By Trina Machacek
There is a book I have from a guy in Maine who is a photographer, Robert Mitchell. His pictures are taken from in and around a place I have traveled too many times. He has what I would call a good eye and I love to just sit and look at the things he as created on the pages of his books.
There’s one in particular that is of an impression a dove made by landing in fresh snow. It is of the wings of the bird outstretched and even though the bird landed and apparently took off again the snow around the wing span, down to the beak, is a wonderful bright sight.
But! Yes a feather covered “but.” Excuse the pun, the photograph is un-feathered by anything. It is just the best picture that has none of the shock and awe of flying into snow and then getting all scattered trying to get up to fly again. It’s a perfect impression. I tell you that to make it clear that when a bird hits my window, trying to fly straight through my house it is nothing like what Mr. Mitchel captured. Not anything as romantic or awe inspiring. Nope, not at all.
It seems that this year I have gotten a group of birds living in my yard for summer who, well they are not the brightest birds on the branch. Oh don’t get me wrong. I really enjoy all the activity in my yard.
The fact that the group of feathered friends this year seem to need glasses, and that they’re certainly what may be considered “under dogs” just endears them to me all the more.
I have no shame in stating my life long existence has been somewhat under doggish. That makes me enjoy, watch and root for the birds that have, over and over and over again slammed into the glass in my living room or dining room windows. They kathunk as they hit my windows with their little birdie hard hat wearing heads. Only once did one knock himself out but not completely. Just stunned he got up shook his little bird head and flew off. To kathunk another day I suppose.
It’s interesting to ask people what animal they see themselves as. A lot of eagles and bears and sharks. Not too many will pick a black bird that keeps slamming into a window trying to get to—where? I suspect they are trying to take a short cut through my living room to get to the cat feeder on the back deck that is outside and being regularly visited by the feathered thieves living their summer in my yard. So much so that they even have the cats buffaloed to eat as fast as they can in the morning because the birds take over around 9:47 a.m.
I am not one to wonder what animal I would be like. I am one who wonders—what animal would like to be me? It’s the nonconformist in me. I mean just think of a group of say ameba floating in a petri dish discussing what they will become as they change shape and grow into anything in the universe. No pressure, but if we could decide our outcome would anyone be able to make that BIG decision for ourselves?
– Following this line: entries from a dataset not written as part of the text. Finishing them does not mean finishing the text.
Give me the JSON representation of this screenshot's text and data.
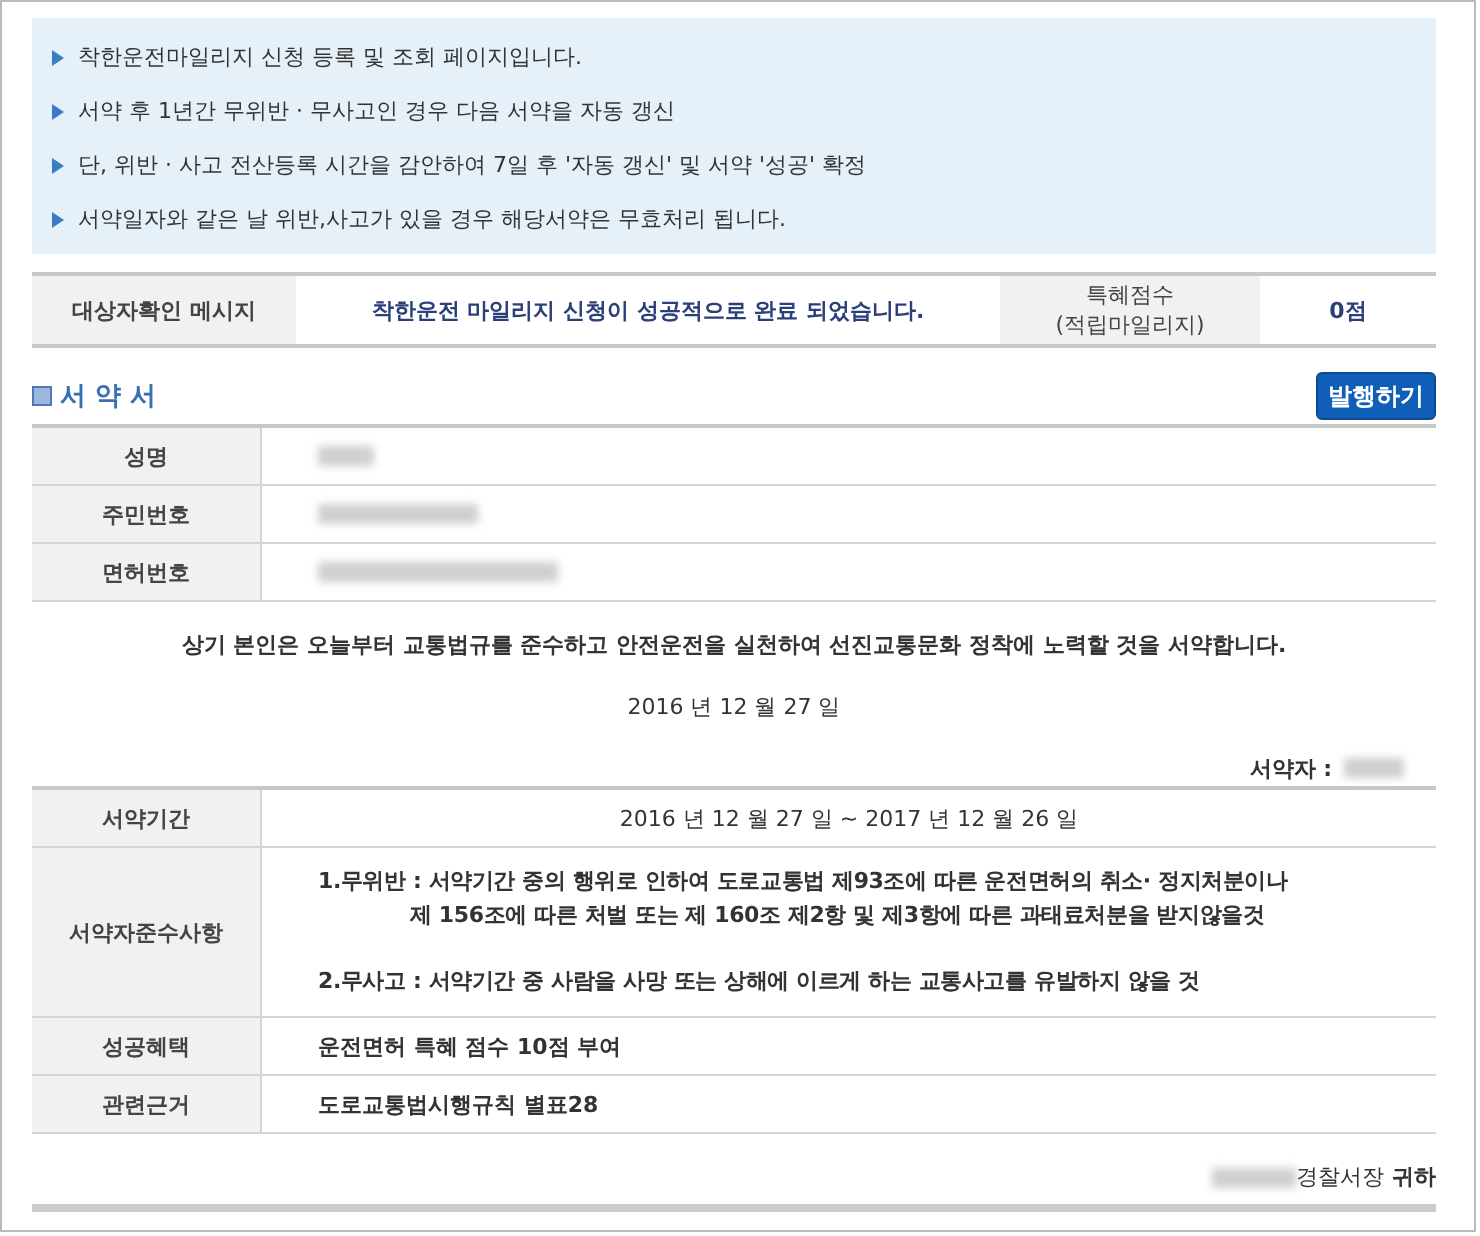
{
  "notices": [
    "착한운전마일리지 신청 등록 및 조회 페이지입니다.",
    "서약 후 1년간 무위반 · 무사고인 경우 다음 서약을 자동 갱신",
    "단, 위반 · 사고 전산등록 시간을 감안하여 7일 후 '자동 갱신' 및 서약 '성공' 확정",
    "서약일자와 같은 날 위반,사고가 있을 경우 해당서약은 무효처리 됩니다."
  ],
  "status": {
    "label": "대상자확인 메시지",
    "message": "착한운전 마일리지 신청이 성공적으로 완료 되었습니다.",
    "points_label": "특혜점수\n(적립마일리지)",
    "points": "0점"
  },
  "pledge": {
    "title": "서 약 서",
    "issue_button": "발행하기",
    "identity_rows": [
      {
        "label": "성명",
        "redacted": true
      },
      {
        "label": "주민번호",
        "redacted": true
      },
      {
        "label": "면허번호",
        "redacted": true
      }
    ],
    "statement": "상기 본인은 오늘부터 교통법규를 준수하고 안전운전을 실천하여 선진교통문화 정착에 노력할 것을 서약합니다.",
    "date": "2016 년 12 월 27 일",
    "signer_label": "서약자 :",
    "signer_redacted": true,
    "terms": [
      {
        "label": "서약기간",
        "kind": "center",
        "lines": [
          "2016 년 12 월 27 일 ~ 2017 년 12 월 26 일"
        ]
      },
      {
        "label": "서약자준수사항",
        "kind": "list",
        "lines": [
          "1.무위반 : 서약기간 중의 행위로 인하여 도로교통법 제93조에 따른 운전면허의 취소· 정지처분이나",
          "제 156조에 따른 처벌 또는 제 160조 제2항 및 제3항에 따른 과태료처분을 받지않을것",
          "2.무사고 : 서약기간 중 사람을 사망 또는 상해에 이르게 하는 교통사고를 유발하지 않을 것"
        ]
      },
      {
        "label": "성공혜택",
        "kind": "text",
        "lines": [
          "운전면허 특혜 점수 10점 부여"
        ]
      },
      {
        "label": "관련근거",
        "kind": "text",
        "lines": [
          "도로교통법시행규칙 별표28"
        ]
      }
    ],
    "addressee": "경찰서장",
    "addressee_redacted": true,
    "honorific": "귀하"
  }
}
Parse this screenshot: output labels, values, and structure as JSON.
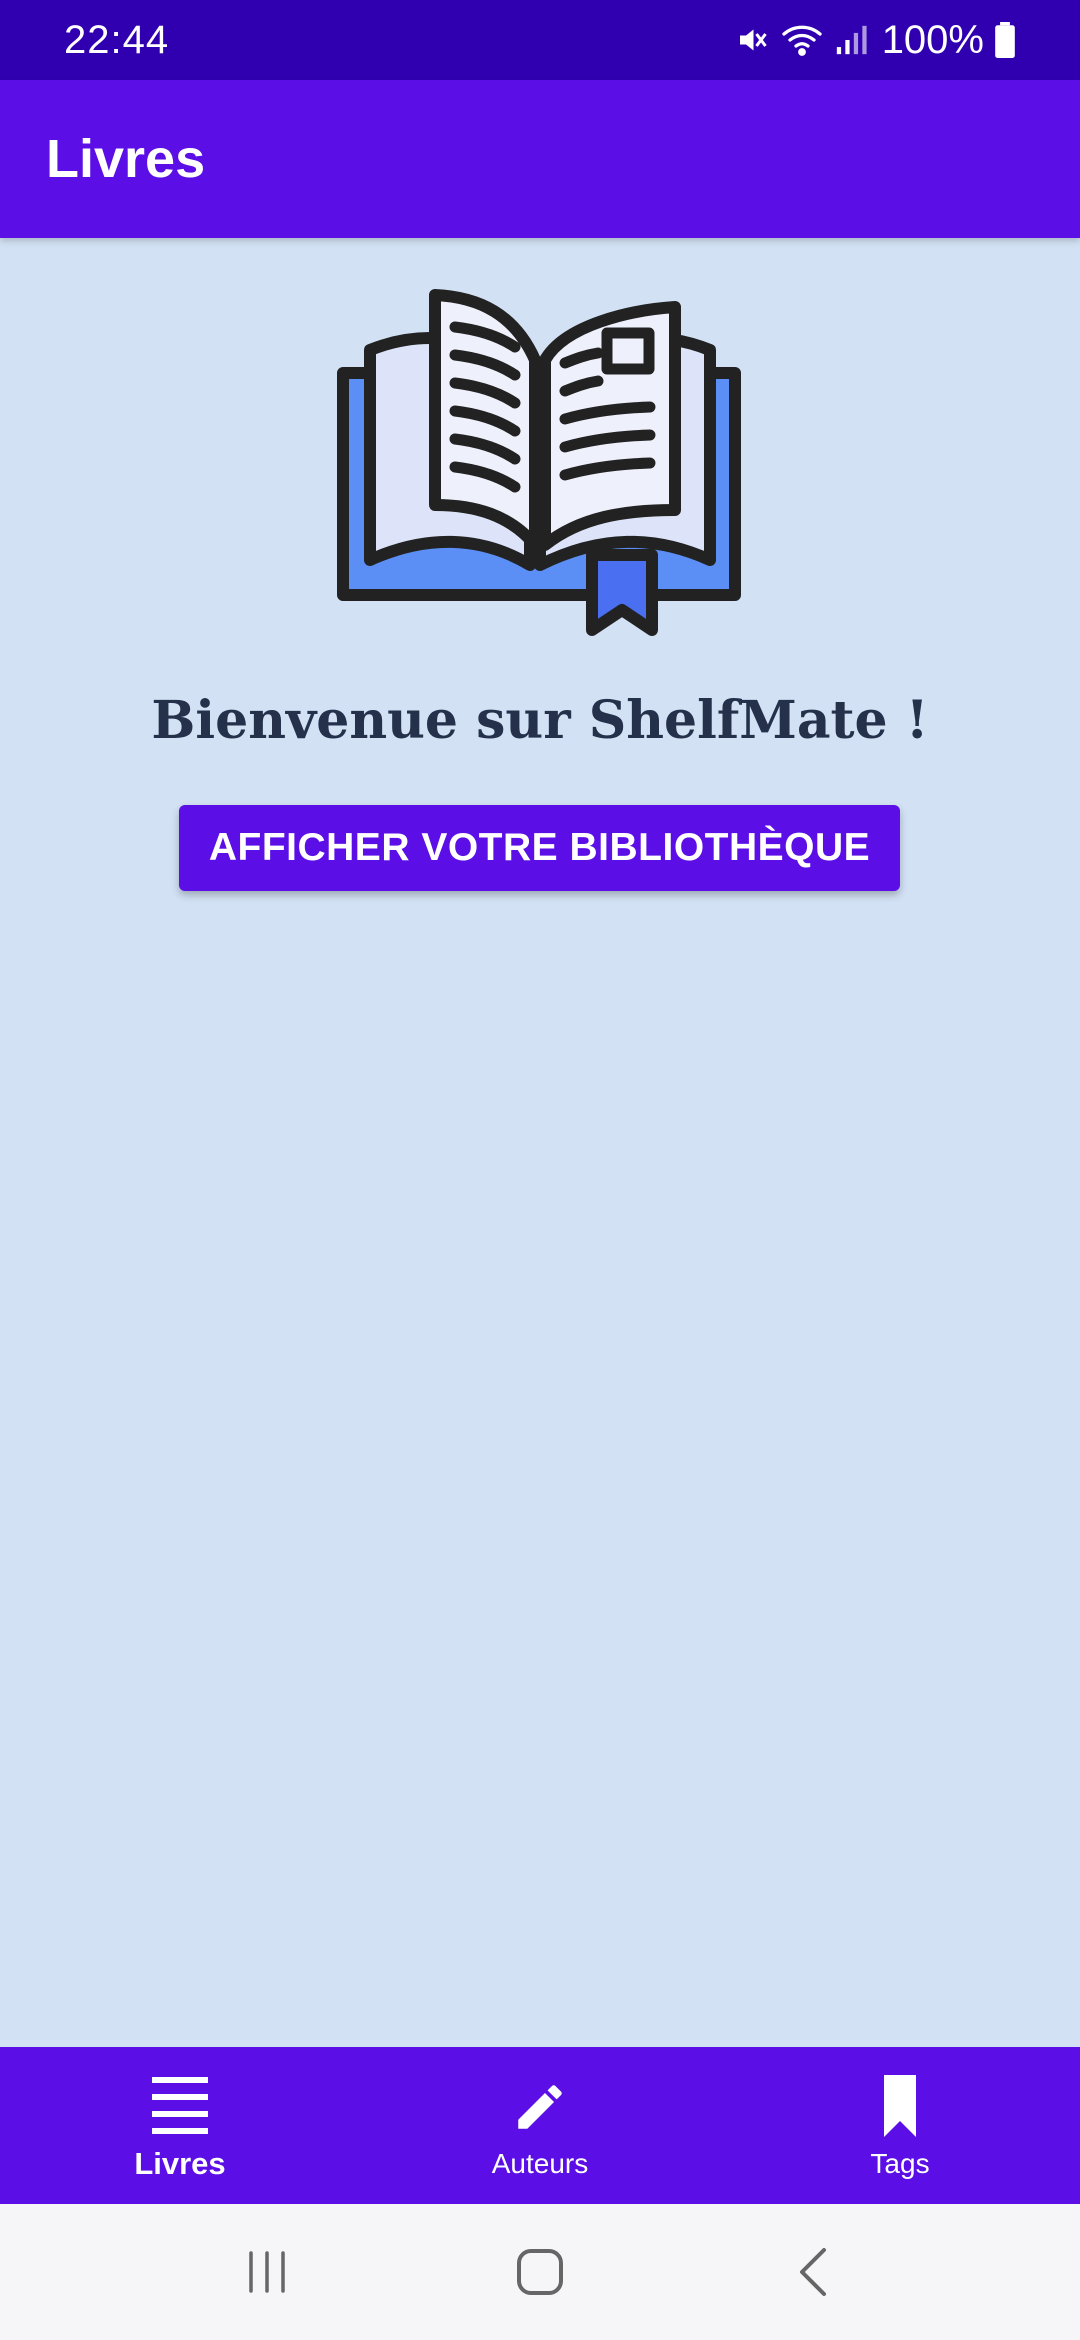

Not me. I am too, well like the birds in my yard, I am too flighty to decide. I would probably just keep flying into windows thinking I was on my way just continually banging my head against that window.
In the spring I wash my windows. I’m ready to see the world after a long winter. Washing windows is like opening up and inviting life back in. It’s that washing that apparently invites birds to think the route from the west to the east, straight through my house, is their runway. So occasionally I get: bird-window-splat. If it’s been particularly dry and dusty I have been rewarded with an impression left in dust of a bird hitting the window.
My impressions however are not like the perfect one in Mr. Mitchell’s book. No the birds here hit, scratch with their little birdie legs, wildly flapping wings leaving a trail of dust and tattered bird feathers as they screech and slide down the window. Can’t you just see it? Bird-Window-Splat. As the bird slides, head spinning he thinks, “Well what the…?”
Recently some of the birds have learned exactly where my windows are and now? Apparently my feathered friends find happy in telling me of their feelings by taking aim and pooping as they fly by.
Fire one! No wait. I mean Fire TWO!
Trina lives in Eureka. Her new book, “They Call Me Weener” is available on Amazon.com or e-mail her at email@example.com to find out how to get a signed copy.